Reconstruction of the Gurtnellen hydropower plant: high-precision work under difficult conditions

Klaus Hertling, Chief Fitter & Peter Franek, Project Manager

A team from Josef Muff AG (JMAG) is involved in the renewal and extension of the hydropower plant at Gurtnellen, which is nearly 120 years old. In this interview, chief fitter Klaus Hertling provides some insights into the thrilling but challenging work on this project.

Marketing: Mr Hertling, can you describe a typical working day on the Gurtnellen construction site?

K. Hertling: Work starts as early as 5.30 am. Back down in the valley, our team starts by preparing one of the twelve-metre pipes that we need to extend the power plant. The pipe is then transported uphill to the construction site via the installation cableway that was set up specially for this project. The team themselves take the 'official' funicular and cover the remaining 1.1 kilometres to the site on foot. 

On site, the pipe is lowered into the trench already prepared by the civil engineering construction contractor, where it is aligned and fitted by our people. It also has to be pre-heated so that it can be welded. After welding from outside is completed, a worker climbs into the pipe to face-grind it from inside. The inspector then checks the weld seam by performing magnetic powder, ultrasound and radiographic tests. Once everything is correct, the pipe is insulated.

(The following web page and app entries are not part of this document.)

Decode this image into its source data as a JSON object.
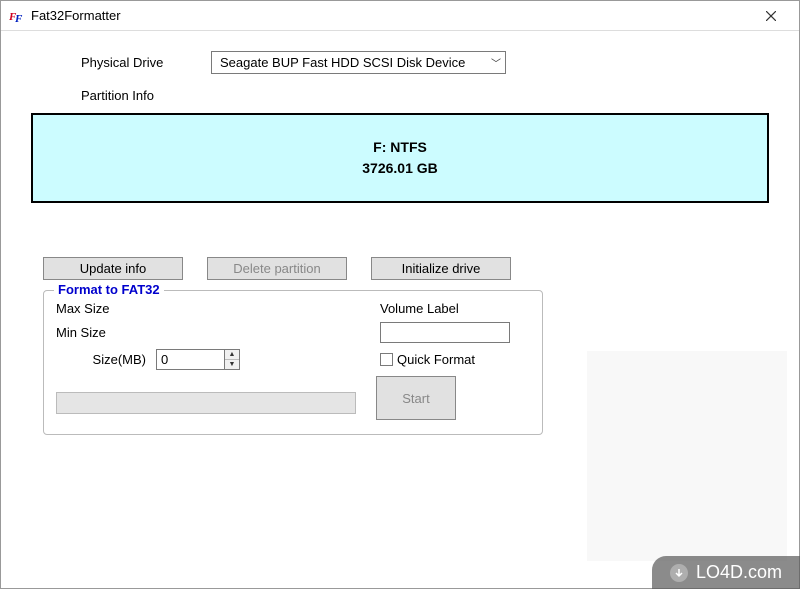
{
  "window": {
    "title": "Fat32Formatter"
  },
  "labels": {
    "physical_drive": "Physical Drive",
    "partition_info": "Partition Info"
  },
  "dropdown": {
    "selected": "Seagate BUP Fast HDD SCSI Disk Device"
  },
  "partition": {
    "name": "F: NTFS",
    "size": "3726.01 GB"
  },
  "buttons": {
    "update": "Update info",
    "delete": "Delete partition",
    "init": "Initialize drive",
    "start": "Start"
  },
  "groupbox": {
    "title": "Format to FAT32",
    "max_size_label": "Max Size",
    "max_size_value": "",
    "min_size_label": "Min Size",
    "min_size_value": "",
    "size_label": "Size(MB)",
    "size_value": "0",
    "volume_label": "Volume Label",
    "volume_value": "",
    "quick_format_label": "Quick Format"
  },
  "watermark": "LO4D.com"
}
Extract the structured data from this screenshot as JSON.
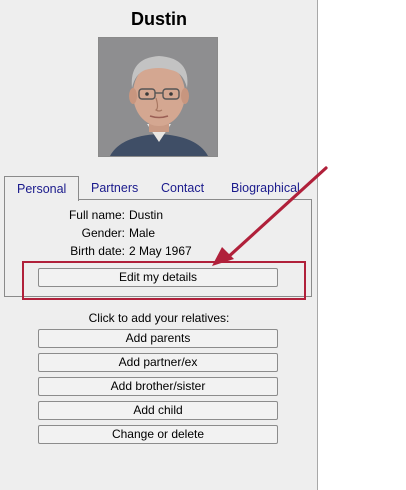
{
  "person": {
    "name": "Dustin",
    "details": [
      {
        "label": "Full name:",
        "value": "Dustin"
      },
      {
        "label": "Gender:",
        "value": "Male"
      },
      {
        "label": "Birth date:",
        "value": "2 May 1967"
      }
    ]
  },
  "tabs": [
    "Personal",
    "Partners",
    "Contact",
    "Biographical"
  ],
  "active_tab": "Personal",
  "edit_button": "Edit my details",
  "relatives_prompt": "Click to add your relatives:",
  "relative_buttons": [
    "Add parents",
    "Add partner/ex",
    "Add brother/sister",
    "Add child",
    "Change or delete"
  ],
  "colors": {
    "panel": "#eeeeee",
    "tab_text": "#1a1a8c",
    "annotation": "#b0203a"
  }
}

Apart from the unusual location, what is special about this project from the technical viewpoint?

One unusual feature of pressure pipes like those used in the Gurtnellen hydropower plant is that the diameter of the pipes decreases constantly towards the valley. So the principle is: the lower the position, the smaller the pipe so that the water pressure stays constantly high. Up on the mountain, the 12-metre pipes that we install have a diameter of 900 millimetres; midway, the diameter is 800 millimetres and further down, in the valley, it is 700 or 600 millimetres. A 900 mm pipe weighs about 3.2 tonnes, so it's not exactly light. As already mentioned, certain preparations are needed so that it can be installed. 

This is also true of the other pipe components. Preformed parts that require a lot of welding work are prefabricated in our workshop in Sarmenstorf. Examples of these include intake tubes, adapters, Y-branch pipes and the distributor pipe that consists of segments. 

Can you tell us about the team that JMAG deploys on site?

Our on-site team consists of four individuals: the chief fitter, another fitter, a welder and an inspector. All members of the team take part in the daily work and each of them has their own task area. Apart from my coordinating role, I myself am responsible on site for measuring the angled cuts, so I prepare the work for the following day. I forward all the measurement results down to the valley, where the next pipe will be cut and welded together directly on the spot. This means that another twelve metres of pipe will be ready for us to process the next morning.

Your description makes it sound like the procedures are fairly well coordinated and smooth. So what are the challenges posed by this project?

The greatest challenge so far has been to set fixed point 4. Joining the pipes together at the manhole has also caused us some headaches. Fixed point 4 is where the steep section of our pipe begins, with a space gap that has to be precisely aligned. The surveyor had to draw the coordinates for the intersection on the foundation with great accuracy. There is very little space for the connection from the fixed point to the manhole; one section passes under the hiking path and continues back into the site next to the original pipe. The whole job was made more difficult because space is so confined. 

Nevertheless, these challenges also make the work exciting. In fact, the entire project is an extremely exciting venture: we're certainly never bored here. You have to keep your mind on the job – apart from anything else, you can't go back quickly to fetch something you've forgotten. That's why I always write everything down. 

Here at Gurtnellen, I'm able to make very good use of my previous professional experience – I worked in pipeline construction abroad for 16 years before I joined JMAG. The pressure pipeline that we're installing here at Gurtnellen is already my sixth in the eleven years that I've been working for JMAG. As a general rule, I find that this sort of work is straightforward.

A final question: do you expect you'll be able to keep to the schedule for the Gurtnellen reconstruction?

According to the schedule, two seams have to be welded each day – that means installing 24 metres of pipe – and we usually manage to achieve that. The original plan called for 1 to 1.5 seams per day, so as far as JMAG is concerned, we have everything under control. There tended to be more problems with the underground construction in the past because the rock into which the trench for the pipes is cut was much harder than expected. It couldn't be cut away as anticipated and had to be blasted away metre by metre.

Completion of the topmost section is scheduled for the end of September/October 2016. At present, a large part of the pipe has still not been buried, so that is delaying the follow-on work to some extent. Our goal is to complete the upper section from the catchment to the mountain station of the funicular before winter.

Also, all the technical equipment has to be 'brought into the warm' before winter. The connection of the central gallery pipe with fixed point 9 and the distributor pipe with the Y-branch pipe are planned as winter jobs. The construction contractor needs to have reconstructed the plant's brickwork by then.